An individual has been awarded $3.6 million in damages after accusing a loan servicer of violating the Fair Debt Collection Practices Act, the Illinois Consumer Fraud Act, and the Real Estate Settlement and Procedures Act.
The primary problem in the case involved a mortgage servicer that mistakenly coded an account with a “dismissed” bankruptcy notation instead of a “discharged” notation, which resulted in the servicer attempting to collect on the pre-petition arrears, even after the individual and her bankruptcy attorney contacted the company to alert them of the error.
A jury deliberated for seven hours following the eight-day trial, and awarded $500,000.00 in compensatory damages, $70,000.00 in non-economic damages, $12,000.00 in economic damages and $3,000,000.00 in punitive damages.
The plaintiff, Monette Saccameno, was represented by Atlas Consumer Law.
The law firm included this statement in a press release announcing the verdict:

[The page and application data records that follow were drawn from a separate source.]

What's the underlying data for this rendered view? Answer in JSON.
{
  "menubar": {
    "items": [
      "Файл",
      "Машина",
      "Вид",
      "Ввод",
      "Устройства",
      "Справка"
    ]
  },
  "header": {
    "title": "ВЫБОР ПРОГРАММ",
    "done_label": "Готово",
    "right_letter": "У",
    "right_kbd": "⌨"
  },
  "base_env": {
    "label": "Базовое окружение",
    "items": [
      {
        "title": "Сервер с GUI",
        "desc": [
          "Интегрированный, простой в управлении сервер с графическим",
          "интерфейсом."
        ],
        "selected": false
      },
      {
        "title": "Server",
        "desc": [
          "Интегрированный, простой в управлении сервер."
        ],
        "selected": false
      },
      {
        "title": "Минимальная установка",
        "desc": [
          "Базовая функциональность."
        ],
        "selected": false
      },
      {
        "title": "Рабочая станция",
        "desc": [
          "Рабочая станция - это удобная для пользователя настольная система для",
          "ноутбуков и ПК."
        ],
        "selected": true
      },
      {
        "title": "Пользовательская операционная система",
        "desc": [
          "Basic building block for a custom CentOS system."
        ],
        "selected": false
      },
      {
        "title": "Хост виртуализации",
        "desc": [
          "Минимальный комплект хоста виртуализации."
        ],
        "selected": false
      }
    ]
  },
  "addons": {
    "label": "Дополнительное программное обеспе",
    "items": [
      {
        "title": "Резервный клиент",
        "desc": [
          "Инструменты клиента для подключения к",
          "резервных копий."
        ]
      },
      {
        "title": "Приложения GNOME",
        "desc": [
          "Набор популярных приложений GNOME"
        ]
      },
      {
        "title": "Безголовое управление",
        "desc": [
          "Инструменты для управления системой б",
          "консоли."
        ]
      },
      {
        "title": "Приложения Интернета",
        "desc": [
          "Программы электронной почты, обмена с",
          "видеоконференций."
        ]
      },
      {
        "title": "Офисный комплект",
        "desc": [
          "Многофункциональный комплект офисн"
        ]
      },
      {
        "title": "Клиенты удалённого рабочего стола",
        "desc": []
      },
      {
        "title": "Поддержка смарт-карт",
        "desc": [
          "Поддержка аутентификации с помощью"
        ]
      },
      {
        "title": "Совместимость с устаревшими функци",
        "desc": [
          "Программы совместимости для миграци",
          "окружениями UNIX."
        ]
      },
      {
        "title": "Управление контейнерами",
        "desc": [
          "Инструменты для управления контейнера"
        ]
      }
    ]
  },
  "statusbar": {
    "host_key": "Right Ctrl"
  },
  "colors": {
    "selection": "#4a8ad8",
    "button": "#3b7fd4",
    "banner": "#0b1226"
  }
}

The outcome of this trial should come as good news to all consumers who have struggled with aggressive mortgage servicing tactics throughout the ongoing financial crisis. The litigation team was meticulous and methodical in its litigation approach, and was able to obtain a punitive damages award for Saccameno and against Ocwen – an award that is meant to punish and deter future misconduct – under the Illinois Consumer Fraud Act.